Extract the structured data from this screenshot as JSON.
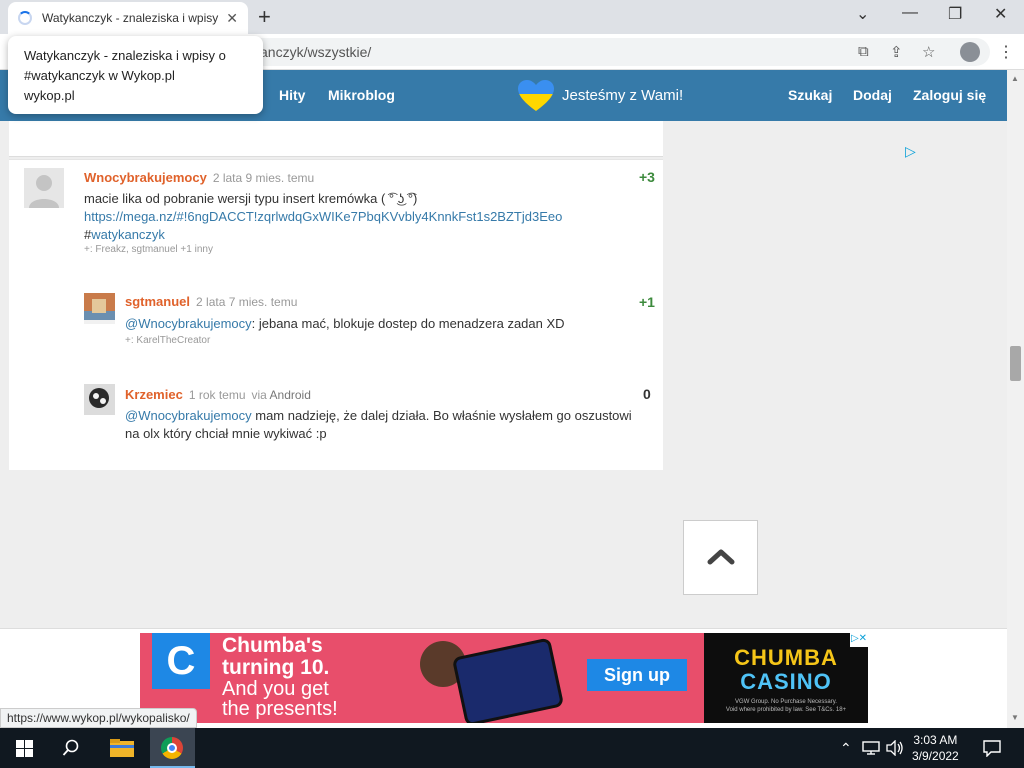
{
  "browser": {
    "tab_title": "Watykanczyk - znaleziska i wpisy",
    "url_visible": "anczyk/wszystkie/",
    "tooltip_line1": "Watykanczyk - znaleziska i wpisy o",
    "tooltip_line2": "#watykanczyk w Wykop.pl",
    "tooltip_domain": "wykop.pl",
    "status_url": "https://www.wykop.pl/wykopalisko/"
  },
  "nav": {
    "hity": "Hity",
    "mikroblog": "Mikroblog",
    "solidarity": "Jesteśmy z Wami!",
    "szukaj": "Szukaj",
    "dodaj": "Dodaj",
    "zaloguj": "Zaloguj się",
    "heart_colors": [
      "#3a8ff0",
      "#ffd700"
    ]
  },
  "comments": [
    {
      "author": "Wnocybrakujemocy",
      "time": "2 lata 9 mies. temu",
      "score": "+3",
      "text": "macie lika od pobranie wersji typu insert kremówka ( ͡° ͜ʖ ͡°)",
      "link": "https://mega.nz/#!6ngDACCT!zqrlwdqGxWIKe7PbqKVvbly4KnnkFst1s2BZTjd3Eeo",
      "hash": "#",
      "tag": "watykanczyk",
      "votes": "+: Freakz, sgtmanuel +1 inny"
    },
    {
      "author": "sgtmanuel",
      "time": "2 lata 7 mies. temu",
      "score": "+1",
      "mention": "@Wnocybrakujemocy",
      "text": ": jebana mać, blokuje dostep do menadzera zadan XD",
      "votes": "+: KarelTheCreator"
    },
    {
      "author": "Krzemiec",
      "time": "1 rok temu",
      "via_label": "via",
      "via": "Android",
      "score": "0",
      "mention": "@Wnocybrakujemocy",
      "text_line1": " mam nadzieję, że dalej działa. Bo właśnie wysłałem go oszustowi",
      "text_line2": "na olx który chciał mnie wykiwać :p"
    }
  ],
  "ad": {
    "headline_line1": "Chumba's",
    "headline_line2": "turning 10.",
    "sub_line1": "And you get",
    "sub_line2": "the presents!",
    "cta": "Sign up",
    "brand_line1": "CHUMBA",
    "brand_line2": "CASINO",
    "fine_line1": "VGW Group. No Purchase Necessary.",
    "fine_line2": "Void where prohibited by law. See T&Cs. 18+"
  },
  "taskbar": {
    "time": "3:03 AM",
    "date": "3/9/2022"
  },
  "colors": {
    "nav_blue": "#367aa9",
    "author_orange": "#e0622b",
    "score_green": "#3c8a3c",
    "link_blue": "#367aa9"
  }
}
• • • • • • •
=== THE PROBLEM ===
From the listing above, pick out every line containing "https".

=== PROBLEM SOLUTION ===
    "status_url": "https://www.wykop.pl/wykopalisko/"
      "link": "https://mega.nz/#!6ngDACCT!zqrlwdqGxWIKe7PbqKVvbly4KnnkFst1s2BZTjd3Eeo",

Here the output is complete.